▶ **What you need to do**
Exact reproduction of all the data is needed.

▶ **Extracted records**
»»
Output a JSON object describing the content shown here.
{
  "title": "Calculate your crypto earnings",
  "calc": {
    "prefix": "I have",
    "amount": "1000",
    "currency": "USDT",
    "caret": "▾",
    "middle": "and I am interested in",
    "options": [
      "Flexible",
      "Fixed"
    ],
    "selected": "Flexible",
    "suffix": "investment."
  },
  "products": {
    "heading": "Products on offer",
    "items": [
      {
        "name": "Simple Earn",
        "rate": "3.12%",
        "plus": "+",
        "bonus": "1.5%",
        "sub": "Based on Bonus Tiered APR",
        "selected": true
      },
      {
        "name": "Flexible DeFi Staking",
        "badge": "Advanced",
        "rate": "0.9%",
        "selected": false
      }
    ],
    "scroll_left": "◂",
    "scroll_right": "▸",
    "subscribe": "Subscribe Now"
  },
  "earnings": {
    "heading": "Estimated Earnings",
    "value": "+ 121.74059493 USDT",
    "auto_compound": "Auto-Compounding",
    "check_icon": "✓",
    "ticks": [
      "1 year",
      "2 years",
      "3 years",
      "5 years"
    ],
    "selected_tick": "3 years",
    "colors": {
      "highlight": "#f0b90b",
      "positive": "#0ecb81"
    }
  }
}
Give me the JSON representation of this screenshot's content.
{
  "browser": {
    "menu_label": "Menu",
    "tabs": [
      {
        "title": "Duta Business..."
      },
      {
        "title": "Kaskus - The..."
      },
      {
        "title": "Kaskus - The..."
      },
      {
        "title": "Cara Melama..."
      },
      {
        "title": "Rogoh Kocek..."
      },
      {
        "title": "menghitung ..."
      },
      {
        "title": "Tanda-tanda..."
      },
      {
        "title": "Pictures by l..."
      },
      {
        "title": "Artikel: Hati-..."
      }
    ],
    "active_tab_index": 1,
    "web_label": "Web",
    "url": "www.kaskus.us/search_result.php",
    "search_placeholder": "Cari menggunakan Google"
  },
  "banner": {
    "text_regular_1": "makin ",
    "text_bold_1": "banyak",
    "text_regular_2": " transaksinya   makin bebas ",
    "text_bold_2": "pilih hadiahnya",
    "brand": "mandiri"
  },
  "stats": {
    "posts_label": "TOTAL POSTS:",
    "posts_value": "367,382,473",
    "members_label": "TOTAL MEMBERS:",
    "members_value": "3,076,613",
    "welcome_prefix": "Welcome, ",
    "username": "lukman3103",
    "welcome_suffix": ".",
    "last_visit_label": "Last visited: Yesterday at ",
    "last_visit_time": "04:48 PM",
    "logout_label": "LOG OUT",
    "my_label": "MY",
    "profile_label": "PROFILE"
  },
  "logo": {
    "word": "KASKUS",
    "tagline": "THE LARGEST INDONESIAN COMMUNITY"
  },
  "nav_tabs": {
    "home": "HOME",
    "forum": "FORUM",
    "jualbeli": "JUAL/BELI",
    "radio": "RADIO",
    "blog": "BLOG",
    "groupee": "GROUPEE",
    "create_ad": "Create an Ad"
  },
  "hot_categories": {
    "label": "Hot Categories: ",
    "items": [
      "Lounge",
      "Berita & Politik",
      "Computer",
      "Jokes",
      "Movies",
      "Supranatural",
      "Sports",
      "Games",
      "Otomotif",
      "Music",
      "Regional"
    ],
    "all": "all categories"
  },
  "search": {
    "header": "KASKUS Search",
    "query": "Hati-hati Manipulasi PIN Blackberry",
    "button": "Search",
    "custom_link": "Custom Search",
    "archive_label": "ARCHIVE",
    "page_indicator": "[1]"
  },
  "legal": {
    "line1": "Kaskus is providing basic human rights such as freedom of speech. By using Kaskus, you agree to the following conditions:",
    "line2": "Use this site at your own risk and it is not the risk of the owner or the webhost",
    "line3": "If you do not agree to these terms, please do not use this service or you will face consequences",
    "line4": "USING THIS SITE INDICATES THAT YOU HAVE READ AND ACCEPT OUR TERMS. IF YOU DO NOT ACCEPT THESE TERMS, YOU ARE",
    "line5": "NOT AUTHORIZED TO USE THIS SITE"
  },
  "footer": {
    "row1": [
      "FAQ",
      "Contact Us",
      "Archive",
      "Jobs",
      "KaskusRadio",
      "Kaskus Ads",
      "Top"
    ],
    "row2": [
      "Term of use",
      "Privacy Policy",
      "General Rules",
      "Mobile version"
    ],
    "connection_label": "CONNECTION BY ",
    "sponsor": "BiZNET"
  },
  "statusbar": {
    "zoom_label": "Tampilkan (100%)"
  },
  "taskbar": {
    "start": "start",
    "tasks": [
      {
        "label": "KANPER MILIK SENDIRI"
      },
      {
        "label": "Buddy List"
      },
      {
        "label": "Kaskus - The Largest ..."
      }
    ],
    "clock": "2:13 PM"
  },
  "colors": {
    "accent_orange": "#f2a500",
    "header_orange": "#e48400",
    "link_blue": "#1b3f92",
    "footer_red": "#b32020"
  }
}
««
▶ **Task solution**
Output a JSON object describing the content shown here.
{
  "title": "Calculate your crypto earnings",
  "calc": {
    "prefix": "I have",
    "amount": "1000",
    "currency": "USDT",
    "caret": "▾",
    "middle": "and I am interested in",
    "options": [
      "Flexible",
      "Fixed"
    ],
    "selected": "Flexible",
    "suffix": "investment."
  },
  "products": {
    "heading": "Products on offer",
    "items": [
      {
        "name": "Simple Earn",
        "rate": "3.12%",
        "plus": "+",
        "bonus": "1.5%",
        "sub": "Based on Bonus Tiered APR",
        "selected": true
      },
      {
        "name": "Flexible DeFi Staking",
        "badge": "Advanced",
        "rate": "0.9%",
        "selected": false
      }
    ],
    "scroll_left": "◂",
    "scroll_right": "▸",
    "subscribe": "Subscribe Now"
  },
  "earnings": {
    "heading": "Estimated Earnings",
    "value": "+ 121.74059493 USDT",
    "auto_compound": "Auto-Compounding",
    "check_icon": "✓",
    "ticks": [
      "1 year",
      "2 years",
      "3 years",
      "5 years"
    ],
    "selected_tick": "3 years",
    "colors": {
      "highlight": "#f0b90b",
      "positive": "#0ecb81"
    }
  }
}
Give me the JSON representation of this screenshot's content.
{
  "browser": {
    "menu_label": "Menu",
    "tabs": [
      {
        "title": "Duta Business..."
      },
      {
        "title": "Kaskus - The..."
      },
      {
        "title": "Kaskus - The..."
      },
      {
        "title": "Cara Melama..."
      },
      {
        "title": "Rogoh Kocek..."
      },
      {
        "title": "menghitung ..."
      },
      {
        "title": "Tanda-tanda..."
      },
      {
        "title": "Pictures by l..."
      },
      {
        "title": "Artikel: Hati-..."
      }
    ],
    "active_tab_index": 1,
    "web_label": "Web",
    "url": "www.kaskus.us/search_result.php",
    "search_placeholder": "Cari menggunakan Google"
  },
  "banner": {
    "text_regular_1": "makin ",
    "text_bold_1": "banyak",
    "text_regular_2": " transaksinya   makin bebas ",
    "text_bold_2": "pilih hadiahnya",
    "brand": "mandiri"
  },
  "stats": {
    "posts_label": "TOTAL POSTS:",
    "posts_value": "367,382,473",
    "members_label": "TOTAL MEMBERS:",
    "members_value": "3,076,613",
    "welcome_prefix": "Welcome, ",
    "username": "lukman3103",
    "welcome_suffix": ".",
    "last_visit_label": "Last visited: Yesterday at ",
    "last_visit_time": "04:48 PM",
    "logout_label": "LOG OUT",
    "my_label": "MY",
    "profile_label": "PROFILE"
  },
  "logo": {
    "word": "KASKUS",
    "tagline": "THE LARGEST INDONESIAN COMMUNITY"
  },
  "nav_tabs": {
    "home": "HOME",
    "forum": "FORUM",
    "jualbeli": "JUAL/BELI",
    "radio": "RADIO",
    "blog": "BLOG",
    "groupee": "GROUPEE",
    "create_ad": "Create an Ad"
  },
  "hot_categories": {
    "label": "Hot Categories: ",
    "items": [
      "Lounge",
      "Berita & Politik",
      "Computer",
      "Jokes",
      "Movies",
      "Supranatural",
      "Sports",
      "Games",
      "Otomotif",
      "Music",
      "Regional"
    ],
    "all": "all categories"
  },
  "search": {
    "header": "KASKUS Search",
    "query": "Hati-hati Manipulasi PIN Blackberry",
    "button": "Search",
    "custom_link": "Custom Search",
    "archive_label": "ARCHIVE",
    "page_indicator": "[1]"
  },
  "legal": {
    "line1": "Kaskus is providing basic human rights such as freedom of speech. By using Kaskus, you agree to the following conditions:",
    "line2": "Use this site at your own risk and it is not the risk of the owner or the webhost",
    "line3": "If you do not agree to these terms, please do not use this service or you will face consequences",
    "line4": "USING THIS SITE INDICATES THAT YOU HAVE READ AND ACCEPT OUR TERMS. IF YOU DO NOT ACCEPT THESE TERMS, YOU ARE",
    "line5": "NOT AUTHORIZED TO USE THIS SITE"
  },
  "footer": {
    "row1": [
      "FAQ",
      "Contact Us",
      "Archive",
      "Jobs",
      "KaskusRadio",
      "Kaskus Ads",
      "Top"
    ],
    "row2": [
      "Term of use",
      "Privacy Policy",
      "General Rules",
      "Mobile version"
    ],
    "connection_label": "CONNECTION BY ",
    "sponsor": "BiZNET"
  },
  "statusbar": {
    "zoom_label": "Tampilkan (100%)"
  },
  "taskbar": {
    "start": "start",
    "tasks": [
      {
        "label": "KANPER MILIK SENDIRI"
      },
      {
        "label": "Buddy List"
      },
      {
        "label": "Kaskus - The Largest ..."
      }
    ],
    "clock": "2:13 PM"
  },
  "colors": {
    "accent_orange": "#f2a500",
    "header_orange": "#e48400",
    "link_blue": "#1b3f92",
    "footer_red": "#b32020"
  }
}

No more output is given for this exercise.